I figured it would come to this some day. I was warned. It seems I finally have a bone to pick with Julia Ioffe of New Republic, and it is something which is concretely within the purview of Russia without Bullshit. The offending article is here.
Basically my criticism of this article is that like a lot of Western press on Russia, it makes Russia’s liberals out to be the main force of opposition and the only hope for Russia. As I’ve stated many times before, the opposition in Russia in extremely broad and includes many elements which are much worse than the ruling clique in the Kremlin. In a recent New York Times article, the Western-dubbed “leader” of the opposition, Alexei Navalny, implored Western leaders not to fall for the idea that Putin is necessary to keep dark, nationalist forces in check. Rather amusing coming from an individual who refuses to apologize for his repeated involvement with the nationalist “Russian March” held on 4 November. The problem I’m getting at here is that when you talk about Russia’s liberals as though they alone represent the opposition, it’s quite dishonest. Many self-proclaimed Russian “liberals” also hold views which Western liberals might find abhorrent. Like most post-Soviet political ideology, theirs is a hodge-podge of various ideas from the West, many of them not fully understood. The result is something like a knock-off you might find in a Beijing electronics market.
The thing that really prompted this was the sensationalism. Before quoting the offending passage, I’ll give the reader the gist of the article in case you didn’t read the whole thing. Basically she’s saying that Russian liberals are worried that the sanctions leveled by the US and Europe will lead to a tougher crackdown on Russia’s opposition, or at least the liberals, the only part of the opposition she seems to care about. Well I think that is entirely possible to a degree. I was hoping that after 2011, Putin would react to Western criticism by liberalizing the country in terms of free speech and right to assembly. What happened was the opposite. This shows that the state has something to fear, and it must feel terribly vulnerable if it is so terrified of a movement as nebulous, disorganized, and incoherent as Russia’s fledgling opposition movement is. How strong can a state be if it finds Pussy Riot to be a threat?
That being said, there have recently been some protests against the actions in the Crimea, and from the photos I saw I was shocked.

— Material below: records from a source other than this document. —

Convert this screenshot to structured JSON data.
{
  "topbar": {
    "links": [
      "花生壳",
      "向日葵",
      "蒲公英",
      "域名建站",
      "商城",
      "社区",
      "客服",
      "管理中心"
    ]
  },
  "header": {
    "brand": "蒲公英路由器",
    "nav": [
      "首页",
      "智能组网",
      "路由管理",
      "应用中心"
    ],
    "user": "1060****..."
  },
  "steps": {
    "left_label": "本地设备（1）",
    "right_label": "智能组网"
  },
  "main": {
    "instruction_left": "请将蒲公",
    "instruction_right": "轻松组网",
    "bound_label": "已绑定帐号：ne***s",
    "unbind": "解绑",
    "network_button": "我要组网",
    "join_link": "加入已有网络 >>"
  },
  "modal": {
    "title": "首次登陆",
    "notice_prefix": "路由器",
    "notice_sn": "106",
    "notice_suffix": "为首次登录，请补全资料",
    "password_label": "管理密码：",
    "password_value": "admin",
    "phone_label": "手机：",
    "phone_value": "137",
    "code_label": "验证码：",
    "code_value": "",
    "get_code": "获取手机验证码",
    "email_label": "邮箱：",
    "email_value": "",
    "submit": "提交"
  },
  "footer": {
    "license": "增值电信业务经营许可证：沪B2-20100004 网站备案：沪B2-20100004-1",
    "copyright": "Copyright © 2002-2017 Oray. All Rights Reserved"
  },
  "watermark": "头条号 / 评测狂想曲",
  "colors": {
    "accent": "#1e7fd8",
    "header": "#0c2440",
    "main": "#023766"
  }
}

It seemed as if the massive police presence was either not there or far more low-key than at any protest I have seen. Even for celebrations and marches led by KPRF(“Communist” Party), one would typically encounter a police cordon controlling the entire march route and any squares where said march was set to begin and end. You cannot simply cross the line to join the march or the celebration. At the protest rally of 10 December 2011, the cordon actually began from the nearest metro station, meaning it took forever to actually get to the site of the protest. All this means is that the situation with civil rights in Russia fluctuates radically, and while crackdowns happen, one should not go overboard and make the country out to be some kind of Orwellian dystopia. In other words, like this:
It’s not that the crackdown is coming. The crackdown is already here, and the opposition—or what’s left of it—has been grunting under its weight for the last two years. But now, it’s about to get really, really bad. At least that’s the fear. There’s talk of closed borders and exit visas, arrests, unemployment because of political beliefs: You know, the kinds of things you do with traitors in Russia.
I’m surprised that Ioffe doesn’t seem to understand the power of rumors in Russian society. Late last year, the state suddenly yanked the licences of a couple banks, supposedly due to their involvement with money laundering. It would have been nicer if they could have maybe isolated the offending accounts and given depositors more warning dropping this bombshell on them, but as I remember the ordinary customers were promptly taken care of after the fact. In the following weeks, a few more banks were closed. This gave birth to a rumor that after the Olympic games in Sochi ended, Putin was going to start yanking the licenses of dozens of banks. Clearly this has not yet happened. That’s the way it goes here. Government does something bad, and people start imagining worse. Now Ioffe acknowledges that all these things about closed borders and arrests are simply “fear”, but to me it sounds more like taking these ordinary rumors and running with them to the point of panic-mongering. This is strengthened by the way she implies that these are “kinds of things you do with traitors in Russia,” as if this is already par for the course.
This kind of sensationalism is dangerous, if only because long after people read it, the only thing they may remember is that Russia is a place where they have exit visas, closed borders, etc. It’s kind of like how comedian Charlie Brooker got the idea that Putin literally kills journalists. This does not build understanding and only plays into the hands of Kremlin hacks who scream “bias” every time the Western media criticizes Russia.